YOUR ASSIGNMENT:
What appears in the data must be reproduced exactly.

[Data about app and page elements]
== Segment start ==

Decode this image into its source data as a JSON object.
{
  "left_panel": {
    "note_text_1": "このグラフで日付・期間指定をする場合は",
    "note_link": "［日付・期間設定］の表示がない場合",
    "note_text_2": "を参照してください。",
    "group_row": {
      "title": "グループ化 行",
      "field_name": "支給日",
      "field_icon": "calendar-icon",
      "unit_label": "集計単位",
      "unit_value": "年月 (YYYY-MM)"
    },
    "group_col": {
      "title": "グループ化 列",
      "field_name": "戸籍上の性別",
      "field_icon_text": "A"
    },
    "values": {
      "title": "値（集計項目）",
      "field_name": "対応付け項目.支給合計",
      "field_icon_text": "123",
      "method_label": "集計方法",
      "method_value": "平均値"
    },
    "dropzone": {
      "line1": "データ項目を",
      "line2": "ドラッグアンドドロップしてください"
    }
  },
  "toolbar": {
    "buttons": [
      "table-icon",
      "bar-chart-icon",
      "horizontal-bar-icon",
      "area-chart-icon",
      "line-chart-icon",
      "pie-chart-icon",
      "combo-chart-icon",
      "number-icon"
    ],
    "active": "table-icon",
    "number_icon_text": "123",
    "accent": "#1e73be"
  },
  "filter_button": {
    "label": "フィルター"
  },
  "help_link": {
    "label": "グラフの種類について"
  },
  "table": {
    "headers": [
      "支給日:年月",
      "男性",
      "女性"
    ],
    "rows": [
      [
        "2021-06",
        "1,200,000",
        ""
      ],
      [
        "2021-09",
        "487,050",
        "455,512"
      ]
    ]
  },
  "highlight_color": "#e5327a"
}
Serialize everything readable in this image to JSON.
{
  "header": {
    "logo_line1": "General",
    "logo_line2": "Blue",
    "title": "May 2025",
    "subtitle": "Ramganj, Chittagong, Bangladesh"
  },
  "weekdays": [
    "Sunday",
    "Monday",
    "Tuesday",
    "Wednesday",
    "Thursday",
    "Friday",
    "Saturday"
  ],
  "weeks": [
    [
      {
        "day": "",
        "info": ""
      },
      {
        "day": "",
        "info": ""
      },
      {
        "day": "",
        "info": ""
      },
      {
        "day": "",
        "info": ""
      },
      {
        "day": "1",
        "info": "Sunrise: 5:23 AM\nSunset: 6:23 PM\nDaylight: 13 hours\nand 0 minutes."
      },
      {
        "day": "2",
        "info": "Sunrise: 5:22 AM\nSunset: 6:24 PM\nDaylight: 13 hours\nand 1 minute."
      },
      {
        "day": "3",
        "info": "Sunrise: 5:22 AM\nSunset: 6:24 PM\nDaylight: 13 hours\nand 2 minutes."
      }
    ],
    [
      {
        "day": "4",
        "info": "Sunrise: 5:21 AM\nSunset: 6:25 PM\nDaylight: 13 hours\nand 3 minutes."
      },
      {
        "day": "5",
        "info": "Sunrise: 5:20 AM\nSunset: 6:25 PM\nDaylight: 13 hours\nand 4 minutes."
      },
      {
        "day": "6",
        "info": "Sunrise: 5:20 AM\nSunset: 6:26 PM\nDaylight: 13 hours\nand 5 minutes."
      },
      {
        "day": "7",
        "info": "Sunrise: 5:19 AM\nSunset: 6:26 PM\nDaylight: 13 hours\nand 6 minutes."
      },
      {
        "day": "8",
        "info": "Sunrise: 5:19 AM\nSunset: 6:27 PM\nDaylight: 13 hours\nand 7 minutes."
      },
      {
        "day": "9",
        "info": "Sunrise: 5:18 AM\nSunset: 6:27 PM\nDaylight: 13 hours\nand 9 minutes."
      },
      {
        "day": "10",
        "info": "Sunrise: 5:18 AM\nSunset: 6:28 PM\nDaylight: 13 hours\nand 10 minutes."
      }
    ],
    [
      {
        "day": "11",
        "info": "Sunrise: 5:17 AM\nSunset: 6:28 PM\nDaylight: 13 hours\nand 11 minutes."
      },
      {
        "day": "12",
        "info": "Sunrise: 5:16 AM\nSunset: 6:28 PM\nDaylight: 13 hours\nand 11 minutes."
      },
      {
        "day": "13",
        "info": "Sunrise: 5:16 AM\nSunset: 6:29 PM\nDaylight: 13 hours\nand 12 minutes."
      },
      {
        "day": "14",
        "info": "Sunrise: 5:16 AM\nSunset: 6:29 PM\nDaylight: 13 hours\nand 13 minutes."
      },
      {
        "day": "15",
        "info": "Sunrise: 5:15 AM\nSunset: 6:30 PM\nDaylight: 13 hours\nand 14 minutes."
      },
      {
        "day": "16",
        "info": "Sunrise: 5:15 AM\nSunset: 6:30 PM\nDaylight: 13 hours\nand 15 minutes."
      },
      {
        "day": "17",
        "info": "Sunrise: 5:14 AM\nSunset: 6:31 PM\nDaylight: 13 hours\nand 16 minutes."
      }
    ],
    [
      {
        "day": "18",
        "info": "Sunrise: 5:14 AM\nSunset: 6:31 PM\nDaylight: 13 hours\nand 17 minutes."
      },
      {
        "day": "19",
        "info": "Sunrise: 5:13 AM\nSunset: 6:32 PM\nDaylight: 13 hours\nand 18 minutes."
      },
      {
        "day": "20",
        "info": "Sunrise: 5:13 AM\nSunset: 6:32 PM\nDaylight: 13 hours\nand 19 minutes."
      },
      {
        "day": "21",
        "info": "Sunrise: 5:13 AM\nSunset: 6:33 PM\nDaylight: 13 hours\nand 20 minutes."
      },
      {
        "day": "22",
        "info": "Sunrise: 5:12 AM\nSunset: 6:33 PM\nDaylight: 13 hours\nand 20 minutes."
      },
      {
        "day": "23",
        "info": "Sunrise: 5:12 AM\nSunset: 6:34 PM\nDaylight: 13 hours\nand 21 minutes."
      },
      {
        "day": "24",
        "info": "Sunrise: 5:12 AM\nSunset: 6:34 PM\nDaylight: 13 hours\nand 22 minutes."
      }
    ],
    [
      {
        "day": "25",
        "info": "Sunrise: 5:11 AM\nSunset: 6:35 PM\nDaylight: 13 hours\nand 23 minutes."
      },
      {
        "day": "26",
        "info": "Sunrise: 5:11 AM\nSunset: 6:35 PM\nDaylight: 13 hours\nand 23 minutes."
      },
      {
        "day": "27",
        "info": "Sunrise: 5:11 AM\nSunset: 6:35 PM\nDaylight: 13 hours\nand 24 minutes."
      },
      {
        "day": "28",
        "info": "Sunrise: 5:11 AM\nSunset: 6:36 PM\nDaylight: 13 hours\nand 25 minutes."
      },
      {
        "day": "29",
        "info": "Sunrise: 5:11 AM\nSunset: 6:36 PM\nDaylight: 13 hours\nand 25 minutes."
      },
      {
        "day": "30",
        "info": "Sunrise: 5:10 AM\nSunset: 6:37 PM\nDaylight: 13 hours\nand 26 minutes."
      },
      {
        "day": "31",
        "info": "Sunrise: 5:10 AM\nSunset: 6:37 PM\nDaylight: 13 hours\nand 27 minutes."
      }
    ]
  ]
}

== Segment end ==

TASK RESULT:
Decode this image into its source data as a JSON object.
{
  "left_panel": {
    "note_text_1": "このグラフで日付・期間指定をする場合は",
    "note_link": "［日付・期間設定］の表示がない場合",
    "note_text_2": "を参照してください。",
    "group_row": {
      "title": "グループ化 行",
      "field_name": "支給日",
      "field_icon": "calendar-icon",
      "unit_label": "集計単位",
      "unit_value": "年月 (YYYY-MM)"
    },
    "group_col": {
      "title": "グループ化 列",
      "field_name": "戸籍上の性別",
      "field_icon_text": "A"
    },
    "values": {
      "title": "値（集計項目）",
      "field_name": "対応付け項目.支給合計",
      "field_icon_text": "123",
      "method_label": "集計方法",
      "method_value": "平均値"
    },
    "dropzone": {
      "line1": "データ項目を",
      "line2": "ドラッグアンドドロップしてください"
    }
  },
  "toolbar": {
    "buttons": [
      "table-icon",
      "bar-chart-icon",
      "horizontal-bar-icon",
      "area-chart-icon",
      "line-chart-icon",
      "pie-chart-icon",
      "combo-chart-icon",
      "number-icon"
    ],
    "active": "table-icon",
    "number_icon_text": "123",
    "accent": "#1e73be"
  },
  "filter_button": {
    "label": "フィルター"
  },
  "help_link": {
    "label": "グラフの種類について"
  },
  "table": {
    "headers": [
      "支給日:年月",
      "男性",
      "女性"
    ],
    "rows": [
      [
        "2021-06",
        "1,200,000",
        ""
      ],
      [
        "2021-09",
        "487,050",
        "455,512"
      ]
    ]
  },
  "highlight_color": "#e5327a"
}
Serialize everything readable in this image to JSON.
{
  "header": {
    "logo_line1": "General",
    "logo_line2": "Blue",
    "title": "May 2025",
    "subtitle": "Ramganj, Chittagong, Bangladesh"
  },
  "weekdays": [
    "Sunday",
    "Monday",
    "Tuesday",
    "Wednesday",
    "Thursday",
    "Friday",
    "Saturday"
  ],
  "weeks": [
    [
      {
        "day": "",
        "info": ""
      },
      {
        "day": "",
        "info": ""
      },
      {
        "day": "",
        "info": ""
      },
      {
        "day": "",
        "info": ""
      },
      {
        "day": "1",
        "info": "Sunrise: 5:23 AM\nSunset: 6:23 PM\nDaylight: 13 hours\nand 0 minutes."
      },
      {
        "day": "2",
        "info": "Sunrise: 5:22 AM\nSunset: 6:24 PM\nDaylight: 13 hours\nand 1 minute."
      },
      {
        "day": "3",
        "info": "Sunrise: 5:22 AM\nSunset: 6:24 PM\nDaylight: 13 hours\nand 2 minutes."
      }
    ],
    [
      {
        "day": "4",
        "info": "Sunrise: 5:21 AM\nSunset: 6:25 PM\nDaylight: 13 hours\nand 3 minutes."
      },
      {
        "day": "5",
        "info": "Sunrise: 5:20 AM\nSunset: 6:25 PM\nDaylight: 13 hours\nand 4 minutes."
      },
      {
        "day": "6",
        "info": "Sunrise: 5:20 AM\nSunset: 6:26 PM\nDaylight: 13 hours\nand 5 minutes."
      },
      {
        "day": "7",
        "info": "Sunrise: 5:19 AM\nSunset: 6:26 PM\nDaylight: 13 hours\nand 6 minutes."
      },
      {
        "day": "8",
        "info": "Sunrise: 5:19 AM\nSunset: 6:27 PM\nDaylight: 13 hours\nand 7 minutes."
      },
      {
        "day": "9",
        "info": "Sunrise: 5:18 AM\nSunset: 6:27 PM\nDaylight: 13 hours\nand 9 minutes."
      },
      {
        "day": "10",
        "info": "Sunrise: 5:18 AM\nSunset: 6:28 PM\nDaylight: 13 hours\nand 10 minutes."
      }
    ],
    [
      {
        "day": "11",
        "info": "Sunrise: 5:17 AM\nSunset: 6:28 PM\nDaylight: 13 hours\nand 11 minutes."
      },
      {
        "day": "12",
        "info": "Sunrise: 5:16 AM\nSunset: 6:28 PM\nDaylight: 13 hours\nand 11 minutes."
      },
      {
        "day": "13",
        "info": "Sunrise: 5:16 AM\nSunset: 6:29 PM\nDaylight: 13 hours\nand 12 minutes."
      },
      {
        "day": "14",
        "info": "Sunrise: 5:16 AM\nSunset: 6:29 PM\nDaylight: 13 hours\nand 13 minutes."
      },
      {
        "day": "15",
        "info": "Sunrise: 5:15 AM\nSunset: 6:30 PM\nDaylight: 13 hours\nand 14 minutes."
      },
      {
        "day": "16",
        "info": "Sunrise: 5:15 AM\nSunset: 6:30 PM\nDaylight: 13 hours\nand 15 minutes."
      },
      {
        "day": "17",
        "info": "Sunrise: 5:14 AM\nSunset: 6:31 PM\nDaylight: 13 hours\nand 16 minutes."
      }
    ],
    [
      {
        "day": "18",
        "info": "Sunrise: 5:14 AM\nSunset: 6:31 PM\nDaylight: 13 hours\nand 17 minutes."
      },
      {
        "day": "19",
        "info": "Sunrise: 5:13 AM\nSunset: 6:32 PM\nDaylight: 13 hours\nand 18 minutes."
      },
      {
        "day": "20",
        "info": "Sunrise: 5:13 AM\nSunset: 6:32 PM\nDaylight: 13 hours\nand 19 minutes."
      },
      {
        "day": "21",
        "info": "Sunrise: 5:13 AM\nSunset: 6:33 PM\nDaylight: 13 hours\nand 20 minutes."
      },
      {
        "day": "22",
        "info": "Sunrise: 5:12 AM\nSunset: 6:33 PM\nDaylight: 13 hours\nand 20 minutes."
      },
      {
        "day": "23",
        "info": "Sunrise: 5:12 AM\nSunset: 6:34 PM\nDaylight: 13 hours\nand 21 minutes."
      },
      {
        "day": "24",
        "info": "Sunrise: 5:12 AM\nSunset: 6:34 PM\nDaylight: 13 hours\nand 22 minutes."
      }
    ],
    [
      {
        "day": "25",
        "info": "Sunrise: 5:11 AM\nSunset: 6:35 PM\nDaylight: 13 hours\nand 23 minutes."
      },
      {
        "day": "26",
        "info": "Sunrise: 5:11 AM\nSunset: 6:35 PM\nDaylight: 13 hours\nand 23 minutes."
      },
      {
        "day": "27",
        "info": "Sunrise: 5:11 AM\nSunset: 6:35 PM\nDaylight: 13 hours\nand 24 minutes."
      },
      {
        "day": "28",
        "info": "Sunrise: 5:11 AM\nSunset: 6:36 PM\nDaylight: 13 hours\nand 25 minutes."
      },
      {
        "day": "29",
        "info": "Sunrise: 5:11 AM\nSunset: 6:36 PM\nDaylight: 13 hours\nand 25 minutes."
      },
      {
        "day": "30",
        "info": "Sunrise: 5:10 AM\nSunset: 6:37 PM\nDaylight: 13 hours\nand 26 minutes."
      },
      {
        "day": "31",
        "info": "Sunrise: 5:10 AM\nSunset: 6:37 PM\nDaylight: 13 hours\nand 27 minutes."
      }
    ]
  ]
}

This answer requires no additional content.